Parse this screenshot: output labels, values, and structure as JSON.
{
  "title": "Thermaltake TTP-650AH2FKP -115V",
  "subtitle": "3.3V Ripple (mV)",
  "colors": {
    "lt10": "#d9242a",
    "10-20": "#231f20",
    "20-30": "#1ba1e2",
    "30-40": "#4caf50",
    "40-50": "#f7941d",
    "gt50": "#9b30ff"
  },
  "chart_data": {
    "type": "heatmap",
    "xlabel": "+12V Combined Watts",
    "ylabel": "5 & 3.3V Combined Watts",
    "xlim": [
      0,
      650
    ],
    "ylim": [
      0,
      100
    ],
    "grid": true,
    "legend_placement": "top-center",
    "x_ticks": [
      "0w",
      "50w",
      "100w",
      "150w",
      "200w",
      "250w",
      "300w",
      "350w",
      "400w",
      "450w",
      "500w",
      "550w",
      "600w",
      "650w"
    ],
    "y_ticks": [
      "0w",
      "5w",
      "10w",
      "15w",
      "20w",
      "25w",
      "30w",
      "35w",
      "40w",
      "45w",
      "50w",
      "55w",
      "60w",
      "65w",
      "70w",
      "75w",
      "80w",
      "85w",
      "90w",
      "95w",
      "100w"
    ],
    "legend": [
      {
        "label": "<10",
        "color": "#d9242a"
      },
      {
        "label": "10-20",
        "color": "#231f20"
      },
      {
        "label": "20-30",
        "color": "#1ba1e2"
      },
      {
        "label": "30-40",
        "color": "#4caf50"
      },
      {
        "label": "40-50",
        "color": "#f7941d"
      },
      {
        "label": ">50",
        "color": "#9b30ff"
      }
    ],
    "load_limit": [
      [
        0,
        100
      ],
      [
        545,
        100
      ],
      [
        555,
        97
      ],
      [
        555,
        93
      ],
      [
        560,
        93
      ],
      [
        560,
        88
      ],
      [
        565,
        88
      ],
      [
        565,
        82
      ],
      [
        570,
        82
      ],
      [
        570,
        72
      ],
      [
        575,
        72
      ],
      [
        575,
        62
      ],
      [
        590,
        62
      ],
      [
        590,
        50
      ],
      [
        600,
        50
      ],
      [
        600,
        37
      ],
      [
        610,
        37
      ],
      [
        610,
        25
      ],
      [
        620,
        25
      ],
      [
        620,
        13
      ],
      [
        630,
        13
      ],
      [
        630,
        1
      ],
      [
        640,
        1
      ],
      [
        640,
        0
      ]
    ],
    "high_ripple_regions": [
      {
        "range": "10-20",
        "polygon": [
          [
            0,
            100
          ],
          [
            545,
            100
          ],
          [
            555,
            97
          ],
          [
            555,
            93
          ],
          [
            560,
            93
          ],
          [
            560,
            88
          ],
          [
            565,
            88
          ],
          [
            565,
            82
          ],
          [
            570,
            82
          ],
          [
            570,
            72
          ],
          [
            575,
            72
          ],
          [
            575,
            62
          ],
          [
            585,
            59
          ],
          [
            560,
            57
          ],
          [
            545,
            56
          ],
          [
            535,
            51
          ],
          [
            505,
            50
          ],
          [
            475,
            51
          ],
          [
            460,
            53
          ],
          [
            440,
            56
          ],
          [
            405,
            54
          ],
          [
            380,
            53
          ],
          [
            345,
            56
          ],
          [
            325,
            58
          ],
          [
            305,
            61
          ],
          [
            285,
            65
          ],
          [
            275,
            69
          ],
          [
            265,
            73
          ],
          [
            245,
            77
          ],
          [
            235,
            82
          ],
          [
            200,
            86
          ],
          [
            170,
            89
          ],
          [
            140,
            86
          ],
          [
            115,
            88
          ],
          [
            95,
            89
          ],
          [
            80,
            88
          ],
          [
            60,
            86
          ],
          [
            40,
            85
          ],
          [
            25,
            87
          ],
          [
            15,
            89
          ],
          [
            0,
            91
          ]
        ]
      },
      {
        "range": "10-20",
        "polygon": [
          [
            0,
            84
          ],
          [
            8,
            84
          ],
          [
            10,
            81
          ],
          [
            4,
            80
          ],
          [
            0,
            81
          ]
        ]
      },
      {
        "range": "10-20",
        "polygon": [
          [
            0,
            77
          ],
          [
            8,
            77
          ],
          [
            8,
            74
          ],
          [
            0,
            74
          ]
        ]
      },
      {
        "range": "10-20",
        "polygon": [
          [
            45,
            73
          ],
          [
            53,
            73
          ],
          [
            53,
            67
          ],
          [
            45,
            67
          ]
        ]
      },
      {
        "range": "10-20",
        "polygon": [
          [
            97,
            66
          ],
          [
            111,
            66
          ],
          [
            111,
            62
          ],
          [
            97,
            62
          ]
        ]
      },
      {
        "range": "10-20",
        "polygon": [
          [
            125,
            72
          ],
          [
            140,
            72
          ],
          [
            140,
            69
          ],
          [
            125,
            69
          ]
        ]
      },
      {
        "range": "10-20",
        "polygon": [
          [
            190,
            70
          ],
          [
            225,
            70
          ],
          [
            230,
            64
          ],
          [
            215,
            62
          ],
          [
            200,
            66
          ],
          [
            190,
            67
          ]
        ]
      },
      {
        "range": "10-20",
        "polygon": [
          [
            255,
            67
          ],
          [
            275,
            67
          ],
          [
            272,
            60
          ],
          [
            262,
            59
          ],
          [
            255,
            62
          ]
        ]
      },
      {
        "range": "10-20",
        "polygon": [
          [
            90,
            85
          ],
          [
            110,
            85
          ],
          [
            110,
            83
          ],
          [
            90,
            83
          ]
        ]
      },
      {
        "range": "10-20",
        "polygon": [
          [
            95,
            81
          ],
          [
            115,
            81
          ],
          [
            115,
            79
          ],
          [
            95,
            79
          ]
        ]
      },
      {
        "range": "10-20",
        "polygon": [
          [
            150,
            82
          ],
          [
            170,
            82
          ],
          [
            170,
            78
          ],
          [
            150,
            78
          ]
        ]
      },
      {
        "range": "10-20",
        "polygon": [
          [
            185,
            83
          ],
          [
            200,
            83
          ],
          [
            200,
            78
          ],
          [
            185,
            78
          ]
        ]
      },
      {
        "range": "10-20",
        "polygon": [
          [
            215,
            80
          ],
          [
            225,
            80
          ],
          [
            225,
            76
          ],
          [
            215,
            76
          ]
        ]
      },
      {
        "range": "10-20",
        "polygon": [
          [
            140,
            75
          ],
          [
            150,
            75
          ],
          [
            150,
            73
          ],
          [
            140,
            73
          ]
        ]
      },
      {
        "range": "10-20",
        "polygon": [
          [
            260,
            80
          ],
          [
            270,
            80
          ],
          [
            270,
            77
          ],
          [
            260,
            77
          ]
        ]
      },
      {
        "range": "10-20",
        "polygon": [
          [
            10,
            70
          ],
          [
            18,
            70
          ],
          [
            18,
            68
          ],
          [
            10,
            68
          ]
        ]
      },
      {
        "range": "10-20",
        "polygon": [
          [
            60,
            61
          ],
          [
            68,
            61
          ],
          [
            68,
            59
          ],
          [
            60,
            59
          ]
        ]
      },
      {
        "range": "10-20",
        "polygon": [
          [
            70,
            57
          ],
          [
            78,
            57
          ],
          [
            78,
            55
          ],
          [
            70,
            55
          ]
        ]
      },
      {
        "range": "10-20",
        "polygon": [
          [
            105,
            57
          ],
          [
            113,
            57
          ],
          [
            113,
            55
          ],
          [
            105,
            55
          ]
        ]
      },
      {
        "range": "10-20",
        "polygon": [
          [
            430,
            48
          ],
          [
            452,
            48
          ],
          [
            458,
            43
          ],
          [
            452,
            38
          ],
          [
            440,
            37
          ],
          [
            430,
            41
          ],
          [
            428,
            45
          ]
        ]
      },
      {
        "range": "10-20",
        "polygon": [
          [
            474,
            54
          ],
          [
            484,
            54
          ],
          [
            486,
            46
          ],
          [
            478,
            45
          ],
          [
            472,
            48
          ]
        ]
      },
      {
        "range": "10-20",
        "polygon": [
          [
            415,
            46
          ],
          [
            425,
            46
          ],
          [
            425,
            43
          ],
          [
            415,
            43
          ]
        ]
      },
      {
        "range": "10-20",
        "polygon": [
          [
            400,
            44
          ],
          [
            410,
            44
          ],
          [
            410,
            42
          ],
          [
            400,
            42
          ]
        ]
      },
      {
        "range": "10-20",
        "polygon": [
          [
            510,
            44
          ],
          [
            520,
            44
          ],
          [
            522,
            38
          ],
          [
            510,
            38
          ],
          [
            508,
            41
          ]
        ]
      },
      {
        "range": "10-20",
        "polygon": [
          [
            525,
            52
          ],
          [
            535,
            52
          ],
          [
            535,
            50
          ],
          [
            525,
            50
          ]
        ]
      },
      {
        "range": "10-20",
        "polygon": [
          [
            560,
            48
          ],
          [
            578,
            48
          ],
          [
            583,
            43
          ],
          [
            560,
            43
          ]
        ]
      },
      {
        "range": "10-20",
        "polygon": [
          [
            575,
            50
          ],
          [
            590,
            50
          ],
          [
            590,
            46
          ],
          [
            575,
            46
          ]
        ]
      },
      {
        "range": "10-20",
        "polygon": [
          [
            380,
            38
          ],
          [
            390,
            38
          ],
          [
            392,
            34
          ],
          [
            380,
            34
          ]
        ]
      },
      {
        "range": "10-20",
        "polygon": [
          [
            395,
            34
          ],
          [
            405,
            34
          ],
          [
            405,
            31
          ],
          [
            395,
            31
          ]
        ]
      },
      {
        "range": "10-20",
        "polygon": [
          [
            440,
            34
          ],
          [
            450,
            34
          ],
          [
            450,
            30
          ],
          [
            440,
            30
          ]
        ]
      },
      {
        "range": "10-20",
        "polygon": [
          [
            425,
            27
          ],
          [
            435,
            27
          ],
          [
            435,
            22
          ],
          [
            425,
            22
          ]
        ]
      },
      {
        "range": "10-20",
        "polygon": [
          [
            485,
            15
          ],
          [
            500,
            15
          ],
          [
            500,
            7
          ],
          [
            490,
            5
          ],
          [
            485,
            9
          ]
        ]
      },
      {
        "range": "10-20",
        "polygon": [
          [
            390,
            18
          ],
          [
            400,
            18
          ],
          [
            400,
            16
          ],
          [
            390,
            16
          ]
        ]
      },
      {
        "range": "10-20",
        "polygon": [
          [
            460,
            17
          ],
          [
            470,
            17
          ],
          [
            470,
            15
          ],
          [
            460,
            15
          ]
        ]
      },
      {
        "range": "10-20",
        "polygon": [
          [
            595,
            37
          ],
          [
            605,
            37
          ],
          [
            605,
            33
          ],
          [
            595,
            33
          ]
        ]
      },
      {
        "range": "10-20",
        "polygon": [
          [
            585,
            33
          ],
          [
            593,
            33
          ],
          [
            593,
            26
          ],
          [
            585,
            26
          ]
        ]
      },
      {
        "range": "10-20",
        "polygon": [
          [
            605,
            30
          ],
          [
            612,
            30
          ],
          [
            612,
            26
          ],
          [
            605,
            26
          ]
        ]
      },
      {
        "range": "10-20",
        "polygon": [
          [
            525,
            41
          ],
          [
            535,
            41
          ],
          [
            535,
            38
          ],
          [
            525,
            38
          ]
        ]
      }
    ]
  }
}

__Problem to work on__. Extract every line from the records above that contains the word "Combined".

__Worked solution__.
    "xlabel": "+12V Combined Watts",
    "ylabel": "5 & 3.3V Combined Watts",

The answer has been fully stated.